Friday, September 4, 2009, I had my annual mammogram. Everything was pretty much routine that day. I was so relieved when the Tech said everything looked fine and that I would be hearing from them soon.
About a week later, the card came in the mail, and for some reason, I did not open it right away. After a day or so, I opened the card and read its contents. They wanted me to come back in and repeat the mammogram. Several days later, I had a second mammogram of the left breast with magnification. From that day on, it was a whirlwind of mammograms with magnification, doctor visits, a needle biopsy of the left breast and tons of research on breast cancer and treatment options.
At the initial visit with the surgeon, he and the nurse entered the room at the same moment. The look on their faces said it all. "Deborah, it's c-a-n-c-e-r," he uttered while grabbing my hand tenderly. Fear gripped my every thought. I really don't know what else was said or done. I left the office in tears, with a handful of brochures on the subject on the dreaded " c " word. After doing lots of research and having another talk with my doctor, I decided to have a lumpectomy followed by six weeks of radiation.
After the surgery, I could feel myself getting depressed. My doctors picked up on it and prescribed an antidepressant. For several weeks, I could barely eat nor sleep. My support system was my family and my best friend, Pat Shuman. My son, Ato Myers, who lived and worked in Italy stayed home with me for 6 months. I found great comfort in the Scriptures, I began to study the Bible more and the Word of God began soothe my soul.
I also began to read everything I could on breast cancer, especially breast cancer as it pertains to women of color. I was very surprised to read about the disparity in preventive services, healthcare and survival rates. I wanted to do whatever I could to help my sisters, no matter what color they were. I began volunteering for Komen for the Cure as an Outreach Volunteer and later joined Sisters Network Inc, where I later became President. Komen's focus was on empowering women and increasing access to breast health care for our local women, and I knew I wanted to be a part of that!
Breast Health Education and Advocacy is something that I'm very passionate about. I've been a teacher all my life and now I represent Komen at health fairs and other events distributing educational materials, answering basic questions about breast health and telling people about Komen and how they service the community.
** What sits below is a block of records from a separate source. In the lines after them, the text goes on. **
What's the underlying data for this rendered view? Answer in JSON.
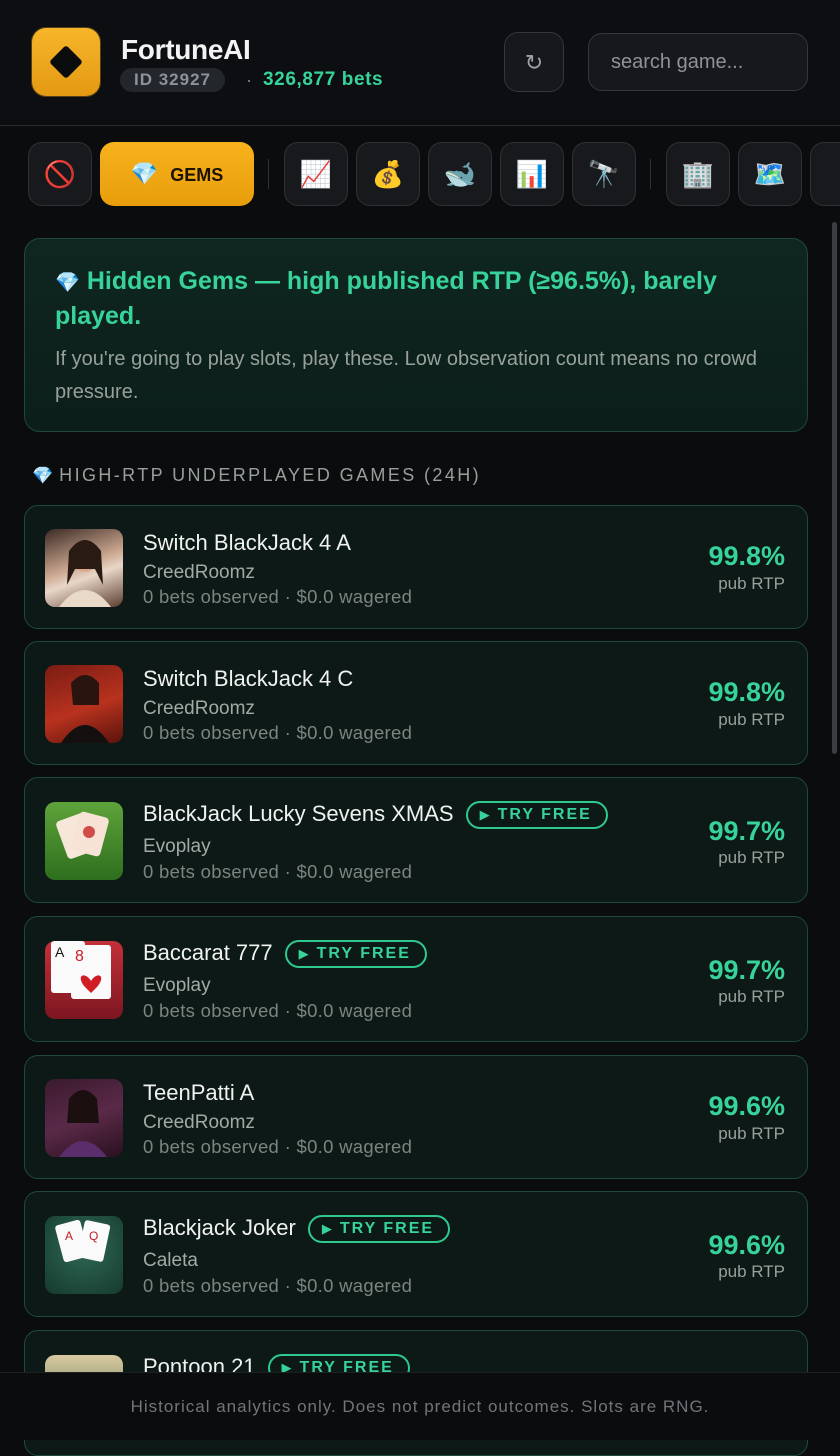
{
  "header": {
    "app_title": "FortuneAI",
    "user_id": "ID 32927",
    "separator": "·",
    "bets_count": "326,877 bets",
    "refresh_icon": "↻",
    "search_placeholder": "search game..."
  },
  "filters": {
    "active_label": "GEMS",
    "icons": [
      "no-entry-icon",
      "gem-icon",
      "chart-increasing-icon",
      "money-bag-icon",
      "whale-icon",
      "bar-chart-icon",
      "telescope-icon",
      "office-building-icon",
      "map-icon",
      "partial-icon"
    ],
    "glyphs": {
      "no_entry": "🚫",
      "gem": "💎",
      "chart_up": "📈",
      "money_bag": "💰",
      "whale": "🐋",
      "bar_chart": "📊",
      "telescope": "🔭",
      "building": "🏢",
      "map": "🗺️"
    }
  },
  "info": {
    "gem_glyph": "💎",
    "title": "Hidden Gems — high published RTP (≥96.5%), barely played.",
    "description": "If you're going to play slots, play these. Low observation count means no crowd pressure."
  },
  "section": {
    "gem_glyph": "💎",
    "heading": "HIGH-RTP UNDERPLAYED GAMES (24H)"
  },
  "try_free_label": "TRY FREE",
  "try_free_icon": "▶",
  "rtp_label": "pub RTP",
  "games": [
    {
      "name": "Switch BlackJack 4 A",
      "provider": "CreedRoomz",
      "stats": "0 bets observed · $0.0 wagered",
      "rtp": "99.8%",
      "try_free": false
    },
    {
      "name": "Switch BlackJack 4 C",
      "provider": "CreedRoomz",
      "stats": "0 bets observed · $0.0 wagered",
      "rtp": "99.8%",
      "try_free": false
    },
    {
      "name": "BlackJack Lucky Sevens XMAS",
      "provider": "Evoplay",
      "stats": "0 bets observed · $0.0 wagered",
      "rtp": "99.7%",
      "try_free": true
    },
    {
      "name": "Baccarat 777",
      "provider": "Evoplay",
      "stats": "0 bets observed · $0.0 wagered",
      "rtp": "99.7%",
      "try_free": true
    },
    {
      "name": "TeenPatti A",
      "provider": "CreedRoomz",
      "stats": "0 bets observed · $0.0 wagered",
      "rtp": "99.6%",
      "try_free": false
    },
    {
      "name": "Blackjack Joker",
      "provider": "Caleta",
      "stats": "0 bets observed · $0.0 wagered",
      "rtp": "99.6%",
      "try_free": true
    },
    {
      "name": "Pontoon 21",
      "provider": "",
      "stats": "",
      "rtp": "",
      "try_free": true
    }
  ],
  "footer": {
    "disclaimer": "Historical analytics only. Does not predict outcomes. Slots are RNG."
  },
  "colors": {
    "accent": "#37d39a",
    "brand": "#f7b21c",
    "background": "#0b0c0e",
    "card_border": "#1f4a3a"
  }
}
I want to help save lives and I believe that Susan G. Komen for the Cure is doing just that !
If I had one message to share with other women, it would be "Early detection is crucial for your survival! Early detection saves lives".